We now return to KITT-FM, where it's all kittens, all the time. And now, broadcasting live from our studios in Purrbank, Cat-ifornia - heeeeere's your hostess, Mother Catresa!
As a journalist, I learn so much about the world and its people - and, alas, about myself - through the stories I write. Since I write a lot of human-interest features about relationship issues, I often conduct interviews where I can honestly say, "Yeah, really. I hear you, sister! Don't you hate it when that happens? I know, guys like that are schmucks, aren't they?"
(Yes, there's a feline angle to this post; I'm getting there. Promise!)
Recently, I wrote a story about a topic on which I am passionate: the importance of apologizing sincerely and effectively, and how to teach your children how to do this, so that they can have successful relationships in the future. I was interviewing an author about this topic, and we discussed the non-apology: the charming "I'm sorry you got so upset," or "I'm sorry you thought I was a jerk." (In other words, an actual blame wrapped in hot pink, fake apology tissue). I am all too familiar with it, and it's hurtful.

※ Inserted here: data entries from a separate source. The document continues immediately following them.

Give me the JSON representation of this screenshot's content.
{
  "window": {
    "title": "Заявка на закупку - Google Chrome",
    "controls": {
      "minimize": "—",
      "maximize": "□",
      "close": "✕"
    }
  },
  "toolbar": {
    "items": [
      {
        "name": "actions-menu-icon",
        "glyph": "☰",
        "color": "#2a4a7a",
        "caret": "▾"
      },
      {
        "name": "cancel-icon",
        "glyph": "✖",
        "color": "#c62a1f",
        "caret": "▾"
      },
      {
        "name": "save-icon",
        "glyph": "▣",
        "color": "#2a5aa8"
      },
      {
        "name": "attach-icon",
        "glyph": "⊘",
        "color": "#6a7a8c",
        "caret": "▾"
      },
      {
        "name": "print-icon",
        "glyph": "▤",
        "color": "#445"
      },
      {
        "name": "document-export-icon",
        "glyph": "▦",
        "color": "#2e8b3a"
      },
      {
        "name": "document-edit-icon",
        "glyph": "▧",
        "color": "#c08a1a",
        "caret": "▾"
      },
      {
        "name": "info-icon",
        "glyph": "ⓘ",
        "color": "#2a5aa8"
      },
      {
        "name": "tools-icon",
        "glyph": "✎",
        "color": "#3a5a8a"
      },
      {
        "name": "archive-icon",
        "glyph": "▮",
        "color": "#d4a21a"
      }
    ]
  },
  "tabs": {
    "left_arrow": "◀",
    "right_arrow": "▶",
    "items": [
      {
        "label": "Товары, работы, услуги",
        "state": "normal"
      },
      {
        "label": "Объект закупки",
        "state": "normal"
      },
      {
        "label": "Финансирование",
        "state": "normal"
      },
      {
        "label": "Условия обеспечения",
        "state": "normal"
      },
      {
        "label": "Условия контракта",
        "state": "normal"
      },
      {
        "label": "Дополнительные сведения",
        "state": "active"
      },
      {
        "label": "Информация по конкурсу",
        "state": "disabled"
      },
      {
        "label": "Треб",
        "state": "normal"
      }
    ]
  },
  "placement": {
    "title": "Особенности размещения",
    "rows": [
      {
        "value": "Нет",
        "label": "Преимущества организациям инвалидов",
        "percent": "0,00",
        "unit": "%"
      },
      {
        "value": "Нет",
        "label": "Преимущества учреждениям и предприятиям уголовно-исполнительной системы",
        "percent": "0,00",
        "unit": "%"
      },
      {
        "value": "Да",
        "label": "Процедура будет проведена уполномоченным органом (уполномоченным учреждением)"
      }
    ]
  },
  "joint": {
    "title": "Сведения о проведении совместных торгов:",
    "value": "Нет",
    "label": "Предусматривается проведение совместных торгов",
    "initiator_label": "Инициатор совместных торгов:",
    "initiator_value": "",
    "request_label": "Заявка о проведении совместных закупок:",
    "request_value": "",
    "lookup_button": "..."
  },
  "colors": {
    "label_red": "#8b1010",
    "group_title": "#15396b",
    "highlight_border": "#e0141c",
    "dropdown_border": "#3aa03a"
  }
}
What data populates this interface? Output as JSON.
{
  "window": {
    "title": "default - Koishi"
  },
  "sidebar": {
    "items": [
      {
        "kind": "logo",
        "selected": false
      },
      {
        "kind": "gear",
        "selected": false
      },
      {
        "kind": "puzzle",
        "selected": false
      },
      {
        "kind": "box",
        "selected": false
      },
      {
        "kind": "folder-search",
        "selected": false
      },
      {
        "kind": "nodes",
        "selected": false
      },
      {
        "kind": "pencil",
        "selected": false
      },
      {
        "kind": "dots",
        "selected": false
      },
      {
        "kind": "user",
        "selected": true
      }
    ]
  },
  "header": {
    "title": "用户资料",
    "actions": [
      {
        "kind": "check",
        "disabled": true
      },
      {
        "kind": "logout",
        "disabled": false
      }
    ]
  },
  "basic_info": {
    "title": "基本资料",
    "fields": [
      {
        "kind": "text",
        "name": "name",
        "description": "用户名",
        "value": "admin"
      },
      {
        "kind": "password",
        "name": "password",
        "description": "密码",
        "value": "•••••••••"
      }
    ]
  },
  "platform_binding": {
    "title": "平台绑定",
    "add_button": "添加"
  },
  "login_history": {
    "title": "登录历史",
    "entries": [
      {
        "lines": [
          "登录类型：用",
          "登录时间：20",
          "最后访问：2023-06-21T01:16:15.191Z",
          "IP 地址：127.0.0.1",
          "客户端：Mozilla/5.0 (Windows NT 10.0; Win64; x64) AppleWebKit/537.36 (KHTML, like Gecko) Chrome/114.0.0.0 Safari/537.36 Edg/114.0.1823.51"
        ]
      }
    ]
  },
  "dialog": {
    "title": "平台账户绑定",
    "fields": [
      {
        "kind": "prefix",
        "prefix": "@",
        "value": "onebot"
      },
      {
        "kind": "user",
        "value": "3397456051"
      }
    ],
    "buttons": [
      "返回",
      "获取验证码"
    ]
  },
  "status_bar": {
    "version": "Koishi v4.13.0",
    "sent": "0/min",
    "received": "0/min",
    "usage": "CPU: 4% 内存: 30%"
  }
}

When the author gave me tips on how to model the art of apologizing with kids, one of the things he suggested was setting an example with the family pets. "What do you mean?" I said. "Well," he replied, "like when you step on the dog's paw, tell Fido, 'I'm sorry.' "
Now, I definitely could relate to that one, and I told him so: just that very morning, in fact, I had stepped on my cat Dharma's paw. And I, the noble one, apologized loudly to her as she shrieked in discomfort!
And then, as I silently patted myself on the back while talking to my subject, it dawned on me: The hypocritical Mother Catresa, ever so disdainful of non-apologies, actually gave one to Dharma!
The grey and white tuxedo cat, see, was doing the feline Figure-8 routine in the kitchen; y'all who have cats surely are familiar with it. I had stepped into the kitchen for my morning Diet Coke, and the ravenous Dharma started encircling my moving legs in Figure-8 patterns, while she meowed and demanded that I feed her breakfast. Combine a drowsy head with walking legs and marathoning paws, and what happens? You step on the poor pet's foot. Ouch!
"Oh Dharma!" I said. "I'm so sorry I hurt you! Poor baby."
And then, came the disqualifying "But":
"But, darn it, will you quit running over my feet and between my legs when I'm walking?"
The translation, let's face it, is: "I'm so sorry you got hurt, but it was your own damn fault."
It's like saying the following to the pedestrian you've just hit: "My God, I am so sorry. Really, I am. I feel horrible! But geesh, nucklehead, what the hell were you thinking running in front of a moving car doing 70 on the Pennsylvania Turnpike?"
A sincere apology, the experts say, never includes a "but."
OK, so I did it. I felt bad for hurting Dharma's paw, but I gave her a lame non-apology. I admit my error, and I am truly sorry.
But ... Dharma, quit tripping your mom-mom, already!
Until next time, I remain,
Patron Saint of Homeless Felines
(and the "smitten kitten")